Connecticut Central State University released its fourth annual analysis of police traffic stop data on Tuesday.
After compiling and analyzing data from more than 500,000 traffic stops across 107 law enforcement agencies, researchers from the Institute for Municipal and Regional Policy said racial profiling is on the decline.
“This is really the first year where we are seeing disparities decrease, fewer departments being identified, which is a clear indication that Connecticut is on the right path,” explained Ken Barone, a research specialist with the Institute of Municipal and Regional Policy.

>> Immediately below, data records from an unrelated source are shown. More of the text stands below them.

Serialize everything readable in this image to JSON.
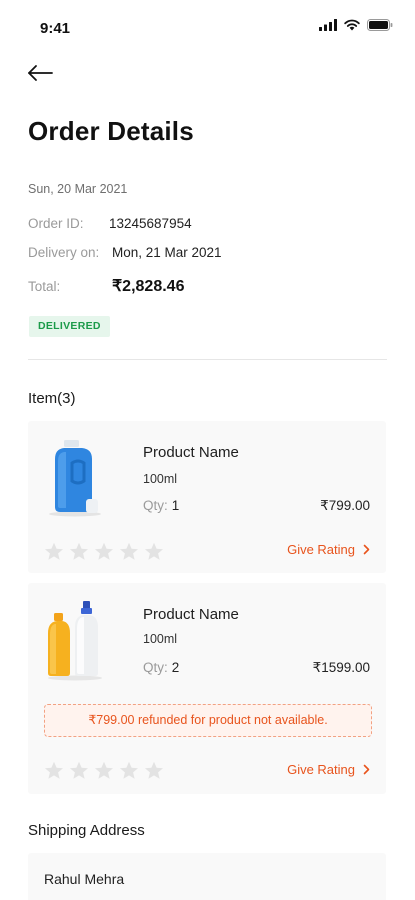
{
  "status_bar": {
    "time": "9:41"
  },
  "header": {
    "title": "Order Details",
    "back_icon": "arrow-left-icon"
  },
  "order": {
    "date": "Sun, 20 Mar 2021",
    "order_id_label": "Order ID:",
    "order_id": "13245687954",
    "delivery_label": "Delivery on:",
    "delivery_date": "Mon, 21 Mar 2021",
    "total_label": "Total:",
    "total": "₹2,828.46",
    "status": "DELIVERED"
  },
  "items_heading": "Item(3)",
  "items": [
    {
      "name": "Product Name",
      "size": "100ml",
      "qty_label": "Qty:",
      "qty": "1",
      "price": "₹799.00",
      "rating_label": "Give Rating",
      "image_icon": "blue-detergent-bottle-icon"
    },
    {
      "name": "Product Name",
      "size": "100ml",
      "qty_label": "Qty:",
      "qty": "2",
      "price": "₹1599.00",
      "refund_note": "₹799.00 refunded for product not available.",
      "rating_label": "Give Rating",
      "image_icon": "cleaning-bottles-icon"
    }
  ],
  "shipping": {
    "heading": "Shipping Address",
    "name": "Rahul Mehra"
  },
  "colors": {
    "accent": "#e8541d",
    "delivered_text": "#1c9b4a",
    "delivered_bg": "#e6f6ec",
    "card_bg": "#f9f9f9"
  }
}
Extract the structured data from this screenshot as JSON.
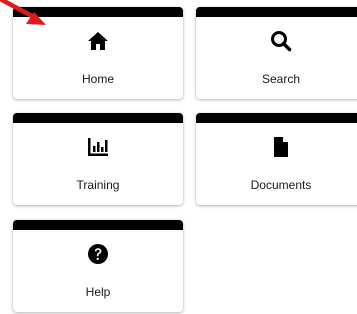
{
  "tiles": [
    {
      "id": "home",
      "label": "Home",
      "icon": "home-icon"
    },
    {
      "id": "search",
      "label": "Search",
      "icon": "search-icon"
    },
    {
      "id": "training",
      "label": "Training",
      "icon": "bar-chart-icon"
    },
    {
      "id": "documents",
      "label": "Documents",
      "icon": "document-icon"
    },
    {
      "id": "help",
      "label": "Help",
      "icon": "help-circle-icon"
    }
  ],
  "colors": {
    "tile_bar": "#000000",
    "icon": "#000000",
    "pointer_arrow": "#e01a1a"
  }
}
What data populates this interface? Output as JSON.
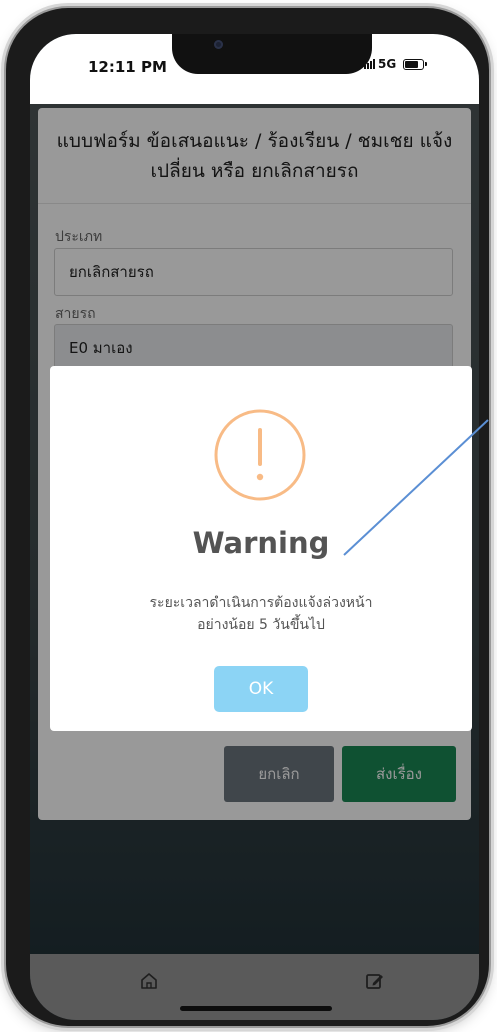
{
  "status_bar": {
    "time": "12:11 PM",
    "network": "5G"
  },
  "form": {
    "title": "แบบฟอร์ม ข้อเสนอแนะ / ร้องเรียน / ชมเชย แจ้งเปลี่ยน หรือ ยกเลิกสายรถ",
    "type_label": "ประเภท",
    "type_value": "ยกเลิกสายรถ",
    "route_label": "สายรถ",
    "route_value": "E0 มาเอง",
    "cancel_label": "ยกเลิก",
    "submit_label": "ส่งเรื่อง"
  },
  "modal": {
    "title": "Warning",
    "message_line1": "ระยะเวลาดำเนินการต้องแจ้งล่วงหน้า",
    "message_line2": "อย่างน้อย 5 วันขึ้นไป",
    "ok_label": "OK",
    "icon": "warning-exclamation-icon"
  },
  "bottom_nav": {
    "items": [
      "home-icon",
      "edit-icon"
    ]
  },
  "colors": {
    "warning": "#f8bb86",
    "ok_button": "#8cd4f5",
    "submit_button": "#198754",
    "cancel_button": "#6c757d",
    "annotation_line": "#5b8fd4"
  }
}
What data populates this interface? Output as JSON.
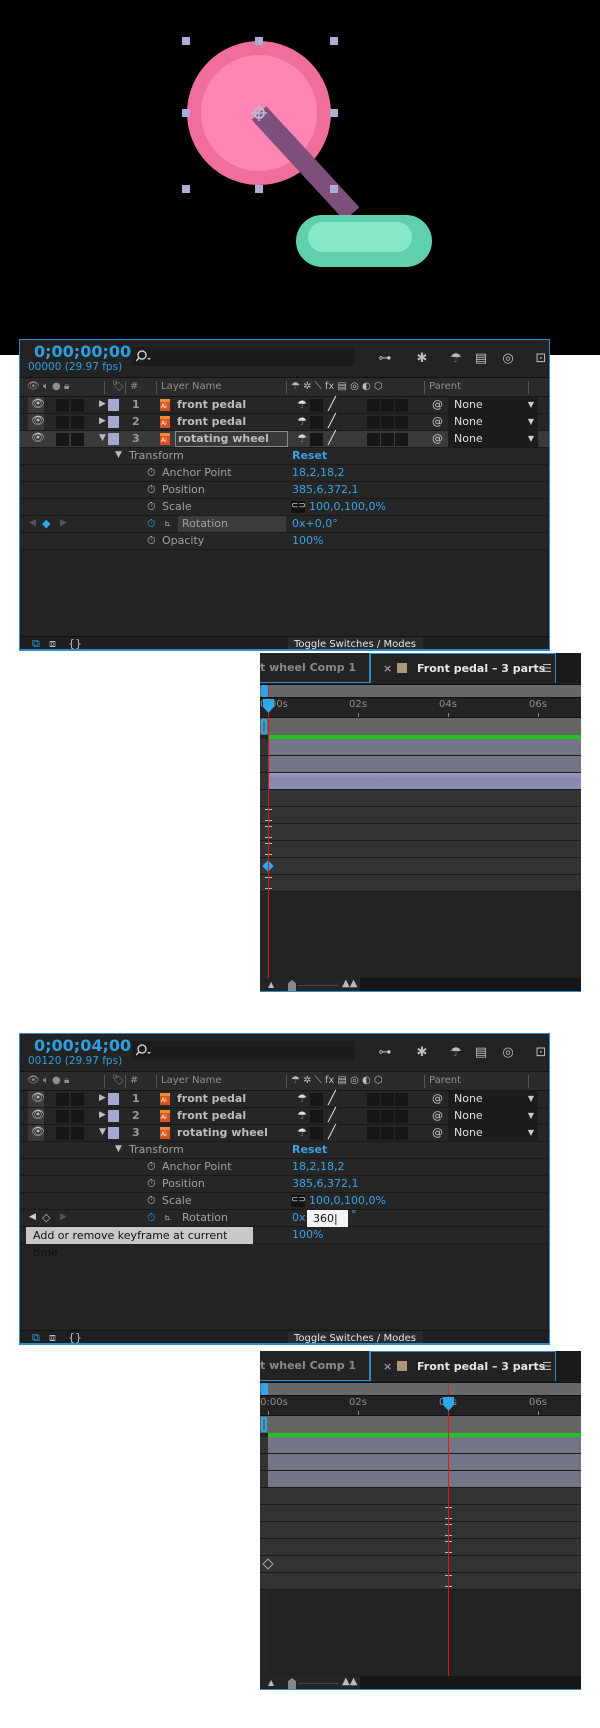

Barone said while the results are promising, this year’s study found disparities in Derby, Fairfield, Meriden, Wethersfield and State Police troops in Tolland and Colchester. Researchers delved deeper into the disparities in Derby and Fairfield. According to the study, minority drivers stopped by police in Derby represented 38.5 percent of total stops, while Fairfield’s minority driver stops represented 31.5 percent. These were both higher than the state average of 30.6 percent. Researchers noted that other factors, such as census data and heavy traffic flow, likely contributed to Fairfield and Derby’s increased numbers. Both municipalities police chiefs responded to the findings, claiming the 2010 census data used in the study did not reflect the current makeup of their communities.
“We believe that the analysis is comprehensive,” said Chief L.J. Fusaro of the Connecticut Police Chiefs Association said. “Like anything, it’s not perfect, but certainly we as a group have insisted on constant improvement.”
While the report pointed to a decrease in racially-motivated traffic stops, Barone said the study found minorities are being treated differently after a traffic stop compared to white drivers. This includes whether a driver gets a warning, ticket or a search of the car.
“Minority drivers are more likely to receive different outcomes even when stopped for the same reason as white drivers,” Barone said.
When asked if allocating local and state resources to study racial profiling is worthwhile, Wethersfield resident Kyle Carso offered his support.
“It’s incredibly important, at least, just to bring more awareness to that, just as a local business owner, I hear a lot about it in town, so I know it’s in public consciousness.”
CCSU says the data for 2018 will be released in the fall.
To read the report, click here.